Feldenkrais lessons utilize the intimate and essential relationship between sensation and movement. Through touch and movement in Functional Integration, and directed attention and movement in Awareness Through Movement, people can regain sensation and gain a more precise sense of position and movement of your bodies. Feldenkrais lessons use both functional and novel patterns of movement, along with directed attention.
We think of the Feldenkrais Method as a method of somatic education. By 'learning' in the Feldenkrais Method, we mean embodied, experiential learning - the kind of learning you did as children when you first learned to do things and explore your environment - rather than academic learning. 'Somatic' education is about the lived, experienced body.
Feldenkrais can be seen as an awareness practice. Becoming aware of our habits of movement and perception can create new possibilities. The ability to know what you are doing as you do it is the basis of awareness. Moshe Feldenkrais often said, 'If you know what you are doing, you can do what you want. Learning to attend to yourselves in Feldenkrais lessons can create new habits of being aware of yourself in all of life. Learning how to shift your attention can give you tools to notice how you make movements (whether you want to reduce strain or pain or achieve higher performance), when you are uncomfortable or fatigued, how you are breathing, how you are responding to your current situation and much more. It is an essential life skill.
In Feldenkrais, we emphasize learning to move in ways that reduce effort and strain. We often start with slow, small and gentle movements to you can increase our sensitivity to ourselves, reduce unnecessary effort and reduce the risk of strain or pain. A unique aspect of Feldenkrais work is that it makes use of the Fechner-Weber law of biomechanics. The Fechner-Weber law shows that using less force allows for more sensitivity to our actual level of effort. Finding how to use only the necessary amount of force, and really rest in between activities, can help you improve all your activities.
Our habits can include the ability to move with great ease and comfort. Unfortunately, our habitual patterns of movement and perception can also lead to injury and pain. Feldenkrais allows you to experience the principles underlying good bodily movement.
Because moving, sensing, thinking and feeling are inseparable in reality, our students and clients often report that improvements in habits movement and perception lead them to feel move flexible, responsive and expressive in their thinking and emotional lives.

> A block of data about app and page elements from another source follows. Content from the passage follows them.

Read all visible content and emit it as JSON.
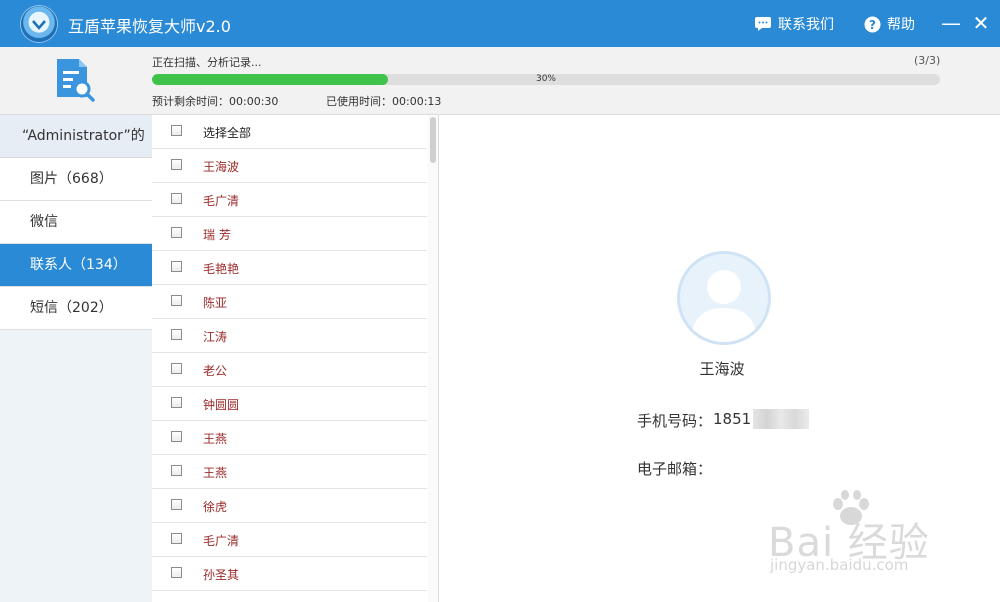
{
  "app": {
    "title": "互盾苹果恢复大师v2.0"
  },
  "titlebar": {
    "contact_label": "联系我们",
    "help_label": "帮助",
    "minimize_glyph": "—",
    "close_glyph": "✕"
  },
  "progress": {
    "status": "正在扫描、分析记录...",
    "step": "(3/3)",
    "percent_label": "30%",
    "percent": 30,
    "eta": "预计剩余时间：00:00:30",
    "elapsed": "已使用时间：00:00:13"
  },
  "sidebar": {
    "device": "“Administrator”的",
    "categories": [
      {
        "label": "图片（668）"
      },
      {
        "label": "微信"
      },
      {
        "label": "联系人（134）",
        "active": true
      },
      {
        "label": "短信（202）"
      }
    ]
  },
  "list": {
    "select_all": "选择全部",
    "contacts": [
      "王海波",
      "毛广清",
      "瑞 芳",
      "毛艳艳",
      "陈亚",
      "江涛",
      "老公",
      "钟圆圆",
      "王燕",
      "王燕",
      "徐虎",
      "毛广清",
      "孙圣其"
    ]
  },
  "detail": {
    "name": "王海波",
    "phone_label": "手机号码：",
    "phone_value": "1851",
    "email_label": "电子邮箱："
  },
  "watermark": {
    "main": "Bai 经验",
    "domain": "jingyan.baidu.com"
  },
  "colors": {
    "accent": "#2a8ad6",
    "progress": "#3fc34a",
    "contact_name": "#9b2a2a"
  }
}
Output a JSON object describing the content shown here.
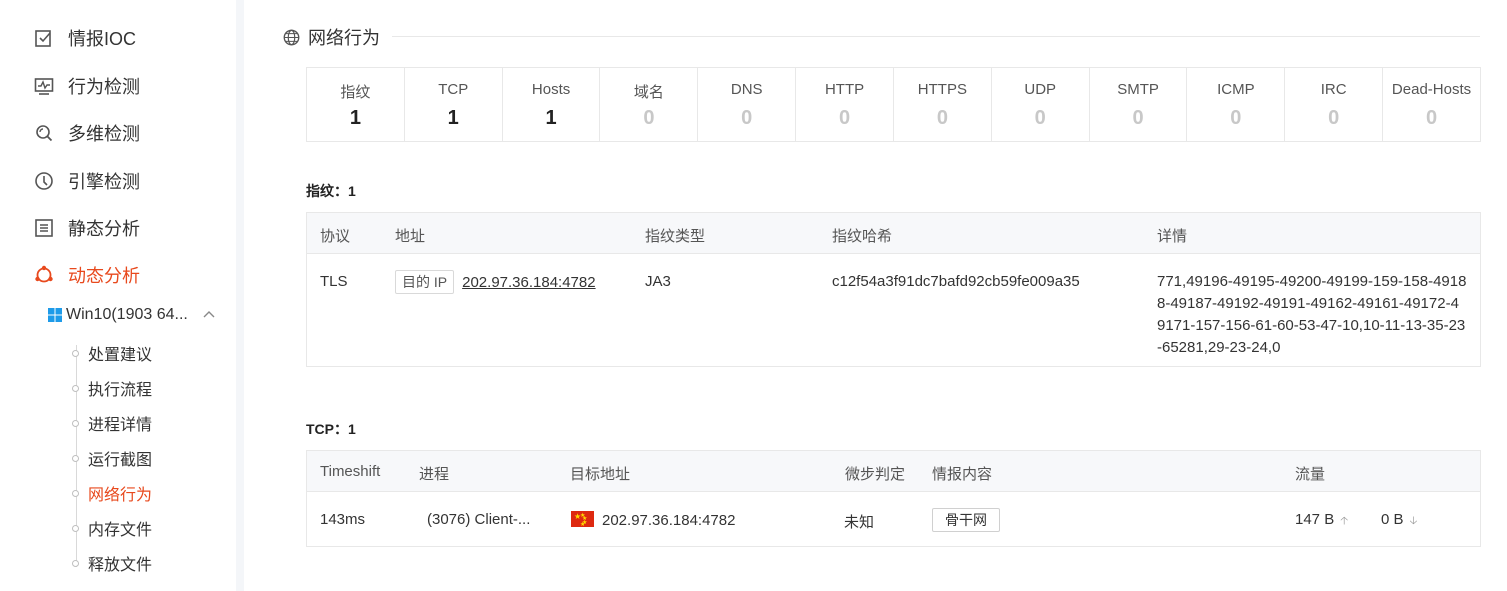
{
  "sidebar": {
    "items": [
      {
        "label": "情报IOC",
        "icon": "checklist-icon"
      },
      {
        "label": "行为检测",
        "icon": "waveform-icon"
      },
      {
        "label": "多维检测",
        "icon": "search-cycle-icon"
      },
      {
        "label": "引擎检测",
        "icon": "engine-icon"
      },
      {
        "label": "静态分析",
        "icon": "list-icon"
      },
      {
        "label": "动态分析",
        "icon": "ubuntu-icon",
        "active": true
      }
    ],
    "sub_parent": "Win10(1903 64...",
    "sub_items": [
      "处置建议",
      "执行流程",
      "进程详情",
      "运行截图",
      "网络行为",
      "内存文件",
      "释放文件"
    ],
    "active_sub": "网络行为"
  },
  "section": {
    "title": "网络行为"
  },
  "stats": [
    {
      "name": "指纹",
      "value": "1"
    },
    {
      "name": "TCP",
      "value": "1"
    },
    {
      "name": "Hosts",
      "value": "1"
    },
    {
      "name": "域名",
      "value": "0"
    },
    {
      "name": "DNS",
      "value": "0"
    },
    {
      "name": "HTTP",
      "value": "0"
    },
    {
      "name": "HTTPS",
      "value": "0"
    },
    {
      "name": "UDP",
      "value": "0"
    },
    {
      "name": "SMTP",
      "value": "0"
    },
    {
      "name": "ICMP",
      "value": "0"
    },
    {
      "name": "IRC",
      "value": "0"
    },
    {
      "name": "Dead-Hosts",
      "value": "0"
    }
  ],
  "fingerprint": {
    "title": "指纹：1",
    "headers": [
      "协议",
      "地址",
      "指纹类型",
      "指纹哈希",
      "详情"
    ],
    "row": {
      "protocol": "TLS",
      "addr_tag": "目的 IP",
      "address": "202.97.36.184:4782",
      "type": "JA3",
      "hash": "c12f54a3f91dc7bafd92cb59fe009a35",
      "details": "771,49196-49195-49200-49199-159-158-49188-49187-49192-49191-49162-49161-49172-49171-157-156-61-60-53-47-10,10-11-13-35-23-65281,29-23-24,0"
    }
  },
  "tcp": {
    "title": "TCP：1",
    "headers": [
      "Timeshift",
      "进程",
      "目标地址",
      "微步判定",
      "情报内容",
      "流量"
    ],
    "row": {
      "timeshift": "143ms",
      "process": "(3076)  Client-...",
      "target": "202.97.36.184:4782",
      "verdict": "未知",
      "intel": "骨干网",
      "up": "147 B",
      "down": "0 B"
    }
  },
  "colors": {
    "accent": "#e8491d",
    "flag_red": "#de2910",
    "flag_star": "#ffde00"
  }
}
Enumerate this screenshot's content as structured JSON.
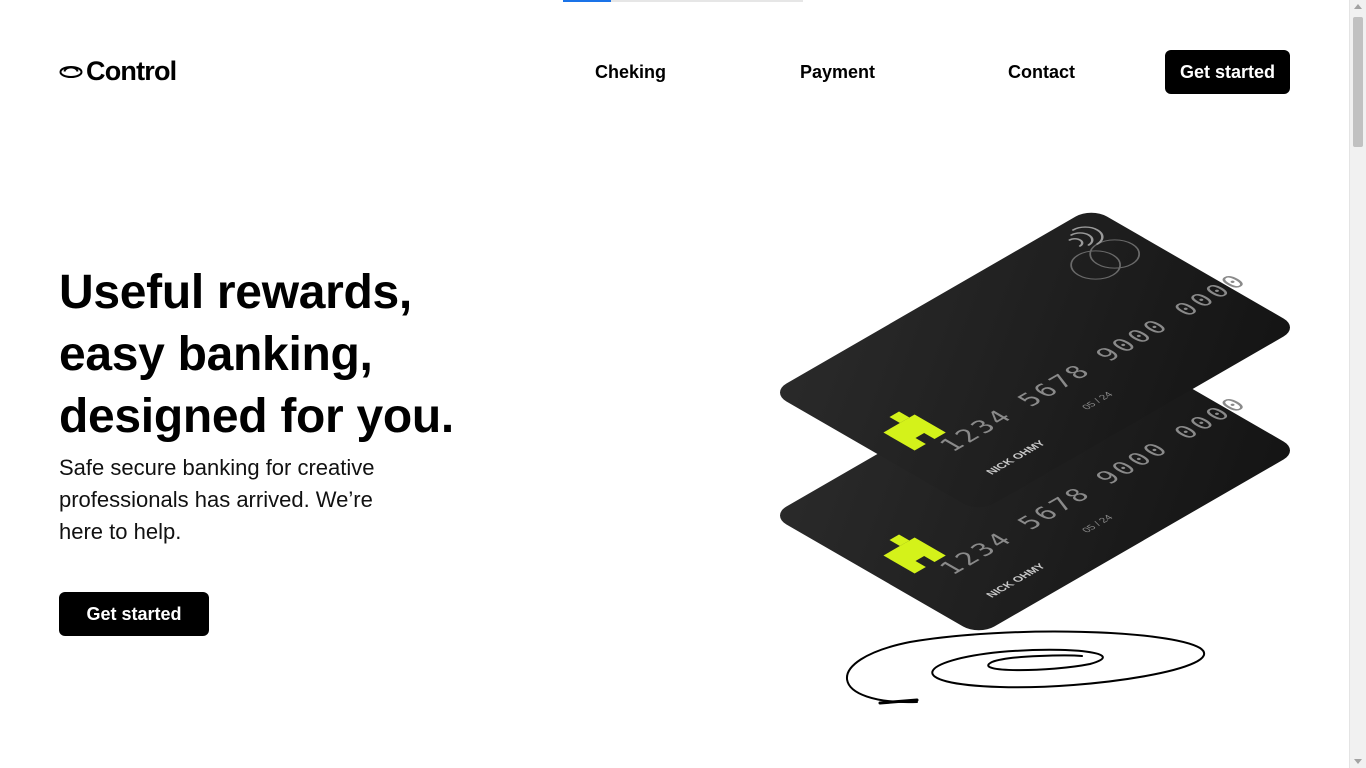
{
  "brand": {
    "name": "Control",
    "icon": "saucer-logo-icon"
  },
  "nav": {
    "items": [
      {
        "label": "Cheking"
      },
      {
        "label": "Payment"
      },
      {
        "label": "Contact"
      }
    ],
    "cta_label": "Get started"
  },
  "hero": {
    "title_lines": [
      "Useful rewards,",
      "easy banking,",
      "designed for you."
    ],
    "subtitle_lines": [
      "Safe secure banking for creative",
      "professionals has arrived. We’re",
      "here to help."
    ],
    "cta_label": "Get started"
  },
  "cards": [
    {
      "number": "1234 5678 9000 0000",
      "holder": "NICK OHMY",
      "expiry": "05 / 24",
      "icons": [
        "contactless-icon",
        "card-network-icon",
        "card-brand-icon"
      ]
    },
    {
      "number": "1234 5678 9000 0000",
      "holder": "NICK OHMY",
      "expiry": "05 / 24",
      "icons": [
        "card-network-icon",
        "card-brand-icon"
      ]
    }
  ],
  "colors": {
    "primary": "#000000",
    "accent": "#d4f21a",
    "card": "#1c1c1c",
    "loading_bar": "#1a73e8"
  },
  "loading_progress": 0.2
}
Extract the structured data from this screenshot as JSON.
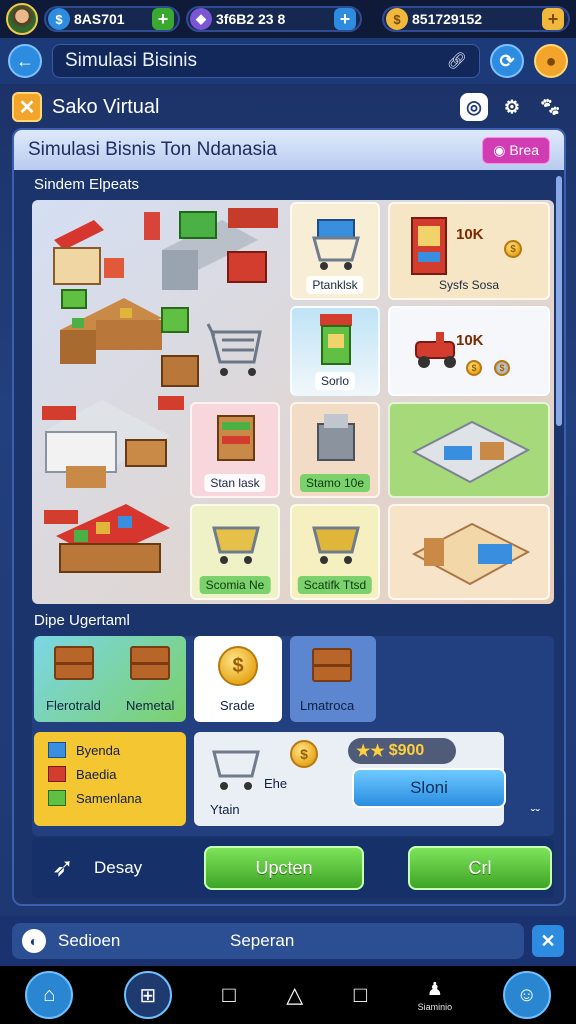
{
  "status": {
    "resource1": "8AS701",
    "resource2": "3f6B2 23 8",
    "resource3": "851729152"
  },
  "titlebar": {
    "back_icon": "arrow-left-icon",
    "title": "Simulasi Bisinis",
    "link_icon": "link-icon"
  },
  "header": {
    "app_name": "Sako Virtual"
  },
  "panel": {
    "title": "Simulasi Bisnis Ton Ndanasia",
    "info_pill": "Brea",
    "shop_section": "Sindem Elpeats",
    "upgrade_section": "Dipe Ugertaml"
  },
  "shop_cards": {
    "card1": "Ptanklsk",
    "card2": "Sysfs Sosa",
    "card2_price": "10K",
    "card3": "Sorlo",
    "card3_price": "10K",
    "card4": "Stan lask",
    "card5": "Stamo 10e",
    "card6": "Scomia Ne",
    "card7": "Scatifk Ttsd"
  },
  "upgrades": {
    "card1_left": "Flerotrald",
    "card1_right": "Nemetal",
    "card2": "Srade",
    "card3": "Lmatroca",
    "list": [
      "Byenda",
      "Baedia",
      "Samenlana"
    ],
    "cart_label_top": "Ehe",
    "cart_label_bottom": "Ytain",
    "price": "$900",
    "buy_button": "Sloni"
  },
  "actions": {
    "label": "Desay",
    "upgrade_button": "Upcten",
    "ok_button": "Crl"
  },
  "bottom": {
    "left_label": "Sedioen",
    "center_label": "Seperan"
  },
  "nav": {
    "caption": "Siaminio"
  },
  "colors": {
    "background": "#1b2f63",
    "panel": "#1b346c",
    "accent_green": "#4fbf31",
    "accent_blue": "#2a8de0",
    "accent_pink": "#d13cb3",
    "accent_gold": "#f3a52b"
  }
}
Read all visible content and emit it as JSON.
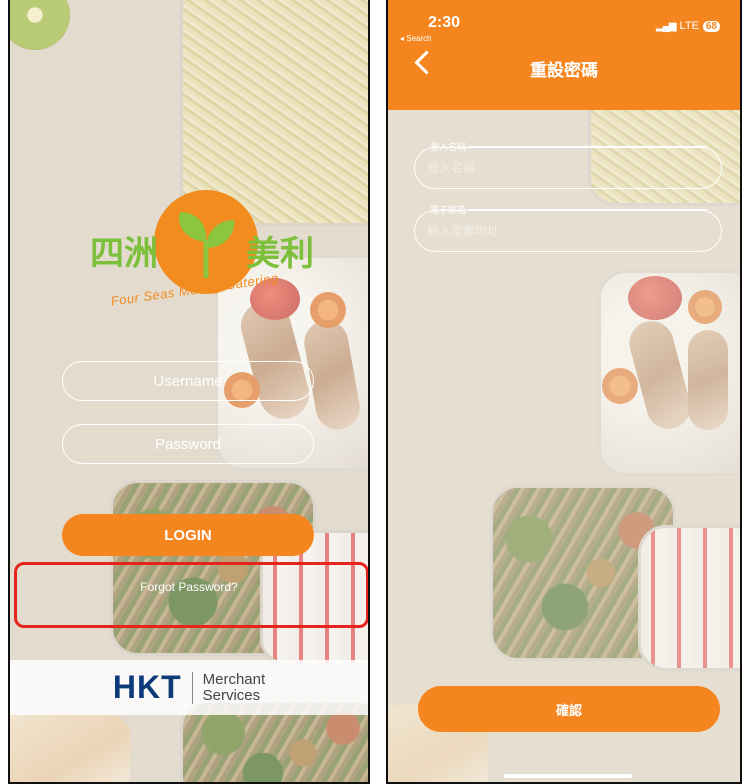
{
  "login_screen": {
    "logo": {
      "cn_left": "四洲",
      "cn_right": "美利",
      "en": "Four Seas Murray Catering"
    },
    "username_placeholder": "Username",
    "password_placeholder": "Password",
    "login_label": "LOGIN",
    "forgot_label": "Forgot Password?",
    "footer": {
      "brand": "HKT",
      "line1": "Merchant",
      "line2": "Services"
    }
  },
  "reset_screen": {
    "status": {
      "time": "2:30",
      "back_app": "◂ Search",
      "network": "LTE",
      "battery": "68"
    },
    "title": "重設密碼",
    "username_label": "登入名稱",
    "username_placeholder": "登入名稱",
    "email_label": "電子郵箱",
    "email_placeholder": "輸入電郵地址",
    "confirm_label": "確認"
  },
  "colors": {
    "brand_orange": "#f5861f",
    "logo_green": "#7cbf3a",
    "highlight_red": "#e5241c",
    "hkt_blue": "#0d3b7a"
  }
}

Awareness is the key: improving how you act, and how you interact with your environment is the deep change that makes life easier. As Moshe Feldenkrais said, 'Movement is life. Life is a process. Improve the quality of movement and we improve the quality of life itself'.
Copyright, Cliff Smyth, 2007